Records from a data source:

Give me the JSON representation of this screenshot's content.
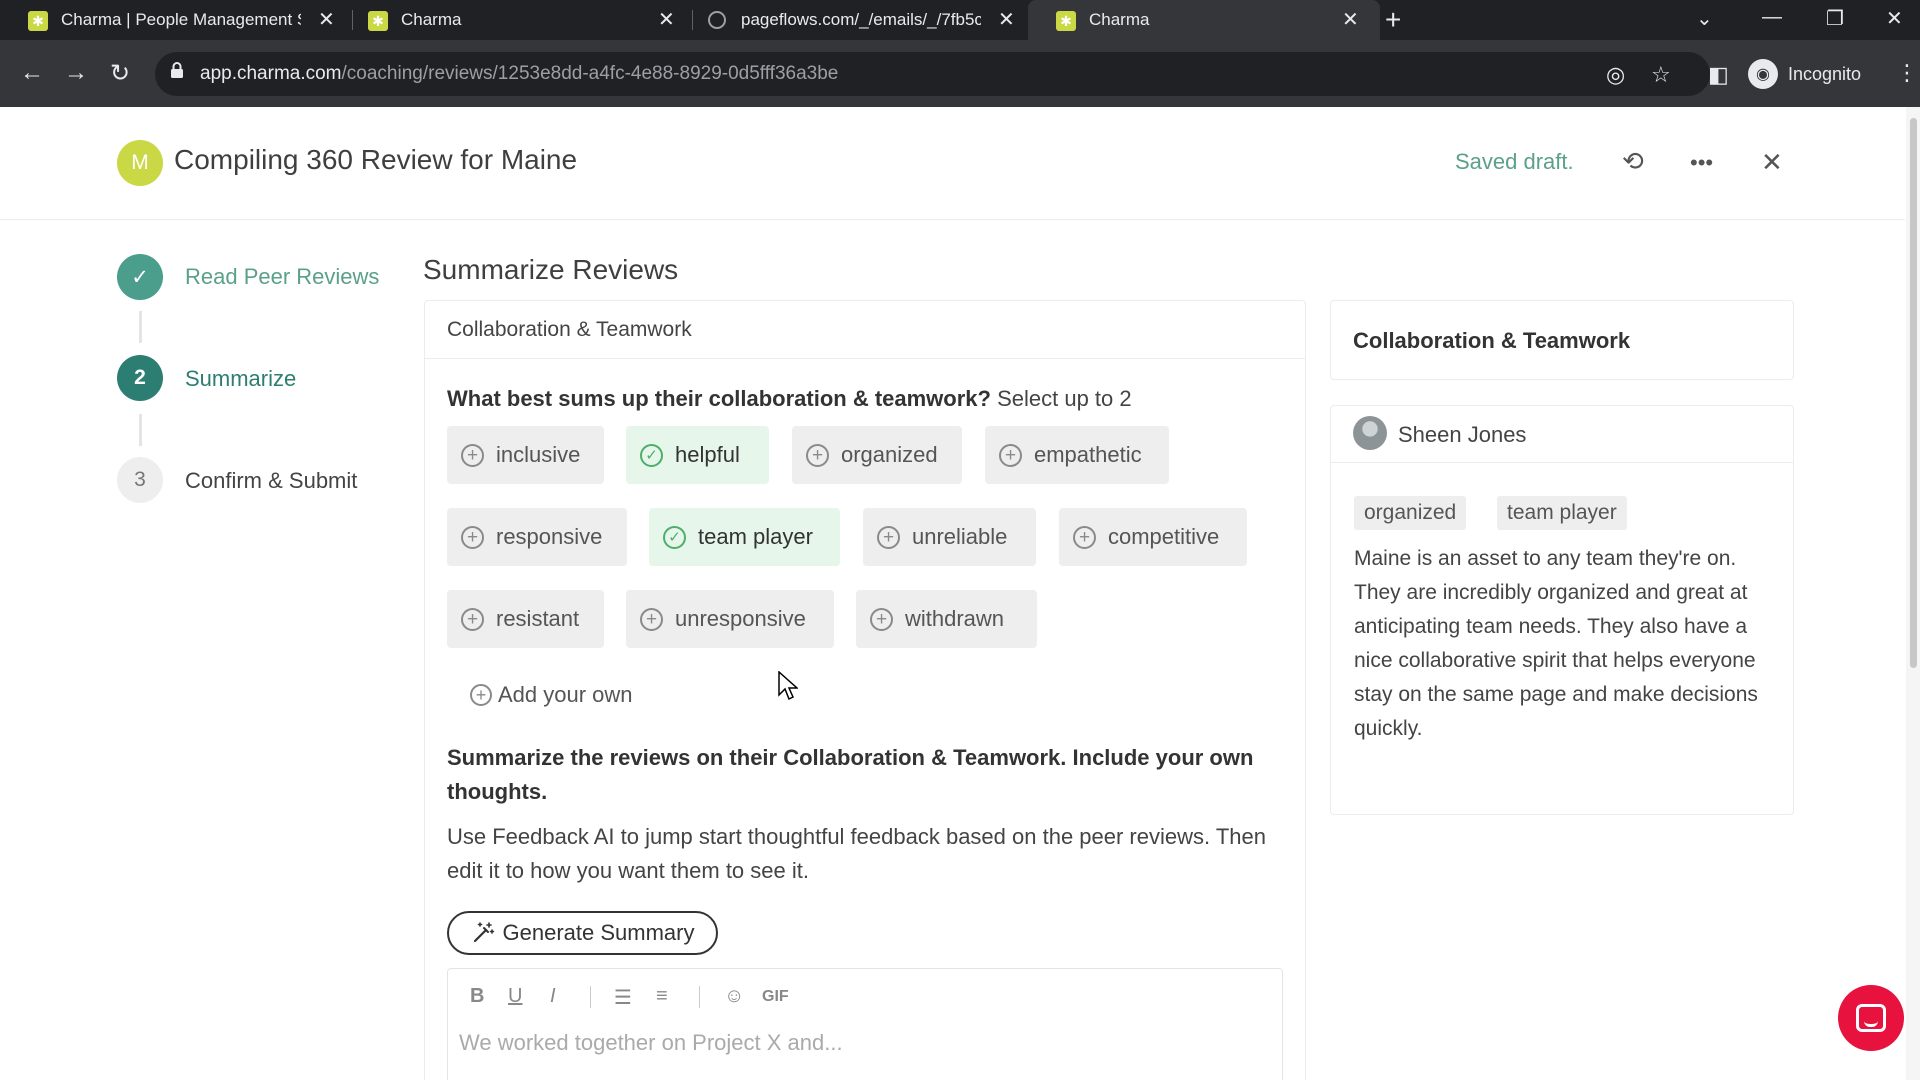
{
  "browser": {
    "tabs": [
      {
        "title": "Charma | People Management S",
        "active": false
      },
      {
        "title": "Charma",
        "active": false
      },
      {
        "title": "pageflows.com/_/emails/_/7fb5c",
        "active": false
      },
      {
        "title": "Charma",
        "active": true
      }
    ],
    "url_host": "app.charma.com",
    "url_path": "/coaching/reviews/1253e8dd-a4fc-4e88-8929-0d5fff36a3be",
    "profile_label": "Incognito"
  },
  "header": {
    "avatar_letter": "M",
    "title": "Compiling 360 Review for Maine",
    "status": "Saved draft."
  },
  "steps": [
    {
      "number": "✓",
      "label": "Read Peer Reviews",
      "state": "done"
    },
    {
      "number": "2",
      "label": "Summarize",
      "state": "current"
    },
    {
      "number": "3",
      "label": "Confirm & Submit",
      "state": "pending"
    }
  ],
  "main": {
    "section_title": "Summarize Reviews",
    "card_title": "Collaboration & Teamwork",
    "question": "What best sums up their collaboration & teamwork?",
    "question_hint": "Select up to 2",
    "chips": [
      {
        "label": "inclusive",
        "selected": false
      },
      {
        "label": "helpful",
        "selected": true
      },
      {
        "label": "organized",
        "selected": false
      },
      {
        "label": "empathetic",
        "selected": false
      },
      {
        "label": "responsive",
        "selected": false
      },
      {
        "label": "team player",
        "selected": true
      },
      {
        "label": "unreliable",
        "selected": false
      },
      {
        "label": "competitive",
        "selected": false
      },
      {
        "label": "resistant",
        "selected": false
      },
      {
        "label": "unresponsive",
        "selected": false
      },
      {
        "label": "withdrawn",
        "selected": false
      }
    ],
    "add_own_label": "Add your own",
    "prompt": "Summarize the reviews on their Collaboration & Teamwork. Include your own thoughts.",
    "description": "Use Feedback AI to jump start thoughtful feedback based on the peer reviews. Then edit it to how you want them to see it.",
    "generate_label": "Generate Summary",
    "editor_placeholder": "We worked together on Project X and...",
    "editor_tools": {
      "bold": "B",
      "underline": "U",
      "italic": "I",
      "gif": "GIF"
    }
  },
  "right_panel": {
    "title": "Collaboration & Teamwork",
    "reviewer_name": "Sheen Jones",
    "tags": [
      "organized",
      "team player"
    ],
    "review_text": "Maine is an asset to any team they're on. They are incredibly organized and great at anticipating team needs. They also have a nice collaborative spirit that helps everyone stay on the same page and make decisions quickly."
  },
  "colors": {
    "brand_green": "#c9d844",
    "teal": "#2c7e72",
    "saved_green": "#5aa08a",
    "selected_chip_bg": "#e6f6ea",
    "chat_red": "#e8123f"
  }
}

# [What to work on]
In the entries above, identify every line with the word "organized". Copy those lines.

# [Answer to the exercise]
        "label": "organized",
      "organized",
    "review_text": "Maine is an asset to any team they're on. They are incredibly organized and great at anticipating team needs. They also have a nice collaborative spirit that helps everyone stay on the same page and make decisions quickly."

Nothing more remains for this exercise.